Major Ukrainian government websites hacked
The websites of the Cabinet of Ministers of Ukraine and of the ministries of foreign affairs, infrastructure, education and others, were disrupted.
In a separate and potentially more serious hack a few hours earlier, a data eraser was found on hundreds of computers in Ukraine, according to cybersecurity researchers. that a destructive cyber attack is taking place amid Russia’s military escalation.
Taken together, the incidents represent a clear escalation in cyberattacks on Ukrainian infrastructure as the US and its allies warn of an impending Russian invasion of Ukraine and impose sanctions against Russian banks and elites. In a televised address, Russian President Vladimir Putin announced military action in Ukraine’s Donbas region on Thursday morning, calling on Ukrainian forces to lay down their weapons and go home.
Charles Carmakal, senior vice president and chief technology officer of cybersecurity firm Mandiant, told CNN: “We know of many commercial and government organizations in Ukraine affected by destructive malware today. today”.
The hacks occurred as United Nations Secretary-General António Guterres issued an 11-hour appeal asking Russia to limit military action.
“If indeed an operation is being prepared, I have only one thing to say from the bottom of my heart: President Putin, stop your army from attacking Ukraine,” Guterres said at an emergency meeting of the Russian Federation. United Nations Security Council on Wednesday night in New York. . “Give peace a chance. Too many people have died.”

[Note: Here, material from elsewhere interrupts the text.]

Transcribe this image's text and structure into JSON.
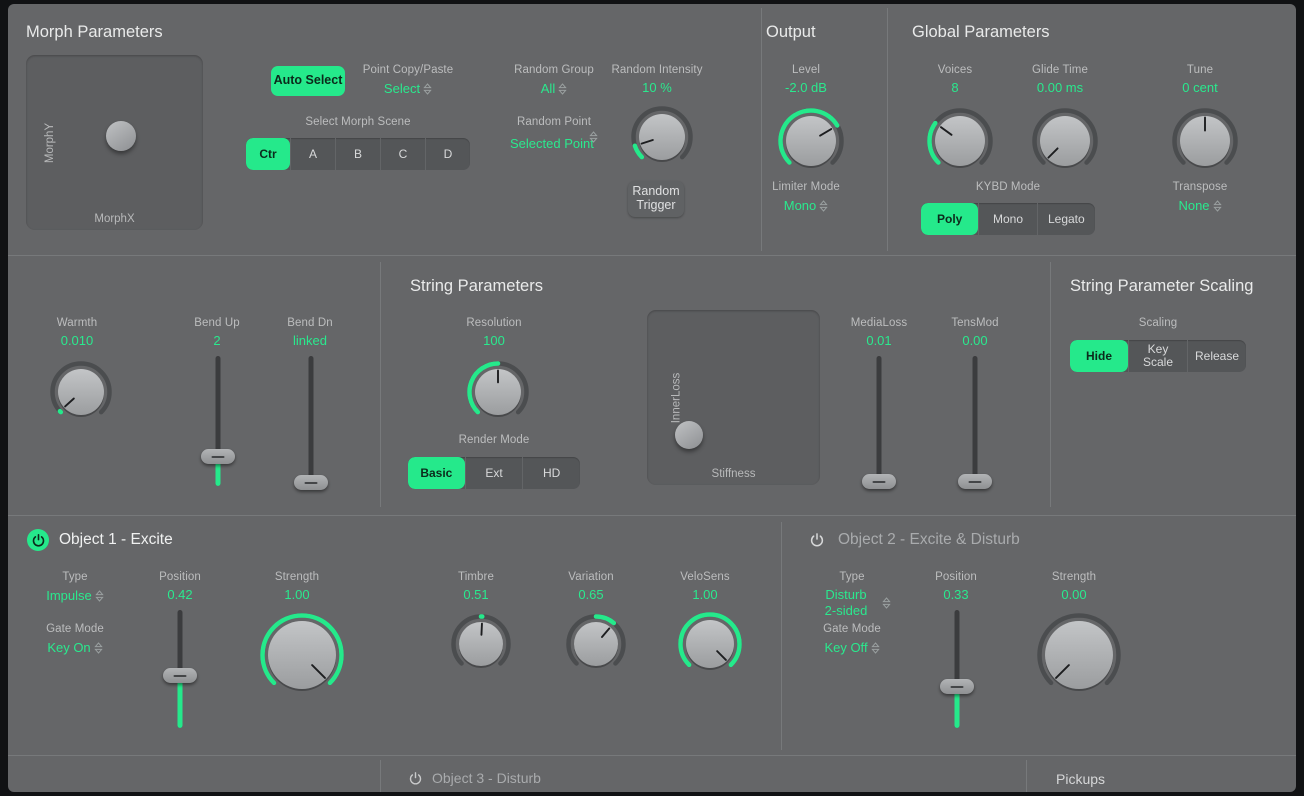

US officials have warned that Russia will most likely use cyber operations in conjunction with military action in Ukraine. Last month, President Joe Biden said the US could respond with cyber operations if Russia carried out more cyberattacks in Ukraine.
Website disruption early Thursday in Ukraine follows news Wednesday afternoon of a cyberattack that temporarily took down the websites of the Ukrainian Parliament, the Security Service and the Cabinet of Ministers.
It remains unclear who is responsible for the vandalism attack or the website disruption early Thursday morning. The Ukrainian government did not immediately respond to CNN’s request for comment.
Ukraine’s State Department of Special Information and Communications Protection said the cyberattacks on websites reported earlier on Wednesday were “a continuation” of cyberattacks against websites. by the Ukrainian government on February 15. The White House blamed Russia’s military intelligence agency, the GRU, for those attacks. , are called distributed denial of service (DDoS) attacks because they overwhelm computer servers with fake traffic and take websites offline. The Russian Embassy in Washington denied the allegation.
However, of all the network problems, the destructive data wipe tool – known as “wiper” malware – is likely to be affected the most. Wiper malware often deletes data from computers and renders them inoperable. That has the potential to make it difficult for organizations trying to stay online during a conflict.
Vikram Thakur, technical director of Broadcom’s Symantec cybersecurity unit, said the attack hit at least one Ukrainian financial institution and two Ukrainian government contractors, one based in Latvia and the other. present in Lithuania.
According to cybersecurity firm ESET, the malware has affected “major organizations” in Ukraine. The hack tool appears to have been created two months ago, but “just rolled out today and we just saw it,” said Jean-Ian Boutin, ESET’s head of threat research. in Ukraine”.
The goal right now for key Ukrainian government agencies and businesses is resilience in the face of a wave of attacks. Some agencies were able to get back online relatively quickly after last week’s DDoS attacks. The US government and many of its allies, along with private sector experts, are supporting Ukraine’s cybersecurity on the ground and remotely.
Senator Mark Warner, a Virginia Democrat who chairs the Senate Intelligence Committee, told CNN: “With a leading cyber power like Russia, you won’t be able to stop them 100 percent, so the goal is The goal is resilience”.
When asked if the US should conduct its own hacking operations in response to Russian activities in Ukraine, Warner said that the US generally avoids “opening Pandora’s Box under conditions of cyber escalation”.
“So far, it’s been the right approach,” Warner added. He added: “But we have never seen a case like this where Putin was ready to deploy 190,000 troops” and threatened Kyiv. “We don’t know what he’s going to do in the cyber arena.”
This title and story has been updated with additional reporting.
Tim Lister of CNN in Kyiv contributed to this report.